[[ Provided data open ]]

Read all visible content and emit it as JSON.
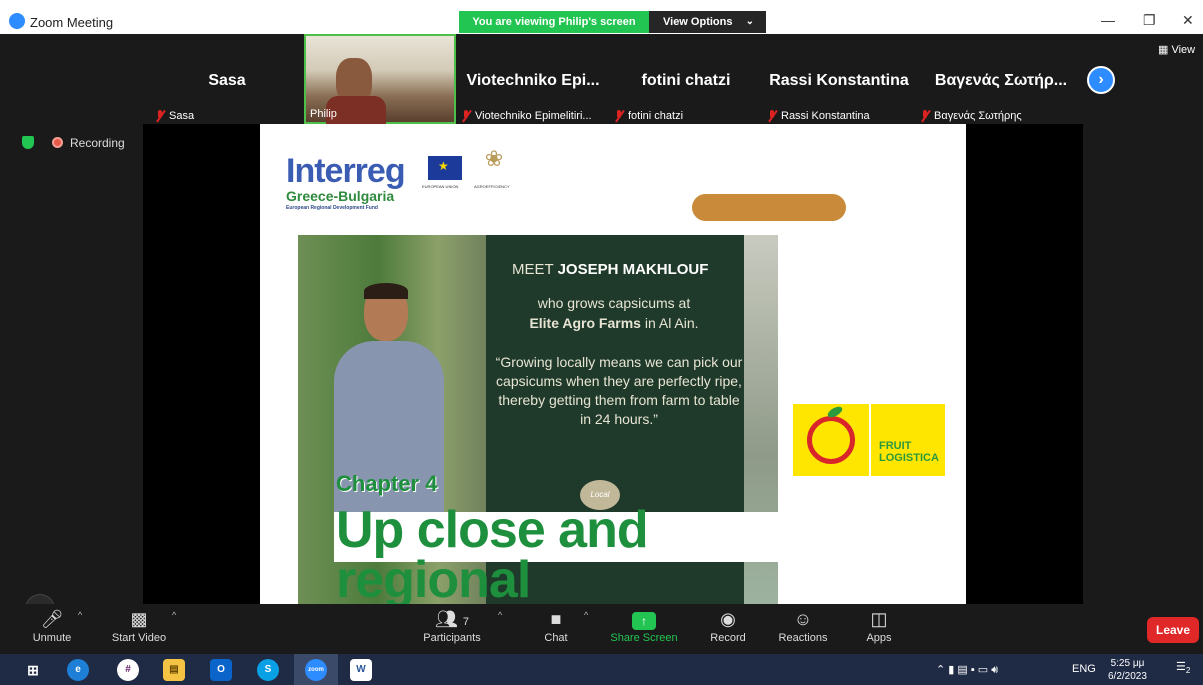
{
  "window": {
    "title": "Zoom Meeting"
  },
  "share_banner": {
    "viewing": "You are viewing Philip's screen",
    "view_options": "View Options"
  },
  "view_button": "View",
  "participants_strip": [
    {
      "name": "Sasa",
      "footer": "Sasa",
      "muted": true
    },
    {
      "name": "",
      "footer": "Philip",
      "muted": false,
      "active": true
    },
    {
      "name": "Viotechniko Epi...",
      "footer": "Viotechniko Epimelitiri...",
      "muted": true
    },
    {
      "name": "fotini chatzi",
      "footer": "fotini chatzi",
      "muted": true
    },
    {
      "name": "Rassi Konstantina",
      "footer": "Rassi Konstantina",
      "muted": true
    },
    {
      "name": "Βαγενάς Σωτήρ...",
      "footer": "Βαγενάς Σωτήρης",
      "muted": true
    }
  ],
  "recording": {
    "label": "Recording"
  },
  "slide": {
    "interreg": "Interreg",
    "program": "Greece-Bulgaria",
    "fund": "European Regional Development Fund",
    "eu_label": "EUROPEAN UNION",
    "agro_label": "AGROEFFICIENCY",
    "poster": {
      "meet_prefix": "MEET",
      "meet_name": "JOSEPH MAKHLOUF",
      "who_line1": "who grows capsicums at",
      "who_bold": "Elite Agro Farms",
      "who_line2_rest": "in Al Ain.",
      "quote": "“Growing locally means we can pick our capsicums when they are perfectly ripe, thereby getting them from farm to table in 24 hours.”",
      "local_badge": "Local",
      "chapter": "Chapter 4",
      "headline1": "Up close and",
      "headline2": "regional"
    },
    "logo_text": "FRUIT LOGISTICA",
    "colors": {
      "interreg_blue": "#3b5cb3",
      "green": "#1d8f3d",
      "pill": "#c98a3a",
      "logo_yellow": "#ffe600"
    }
  },
  "toolbar": {
    "unmute": "Unmute",
    "start_video": "Start Video",
    "participants": "Participants",
    "participants_count": "7",
    "chat": "Chat",
    "share_screen": "Share Screen",
    "record": "Record",
    "reactions": "Reactions",
    "apps": "Apps",
    "leave": "Leave"
  },
  "taskbar": {
    "apps": [
      "windows-start",
      "edge",
      "slack",
      "file-explorer",
      "outlook",
      "skype",
      "zoom",
      "word"
    ],
    "lang": "ENG",
    "time": "5:25 μμ",
    "date": "6/2/2023",
    "notifications": "2"
  },
  "accent_colors": {
    "zoom_blue": "#2d8cff",
    "green": "#23c552",
    "leave_red": "#e02828"
  }
}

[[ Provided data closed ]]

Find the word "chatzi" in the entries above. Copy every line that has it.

_Exercise output_
      "name": "fotini chatzi",
      "footer": "fotini chatzi",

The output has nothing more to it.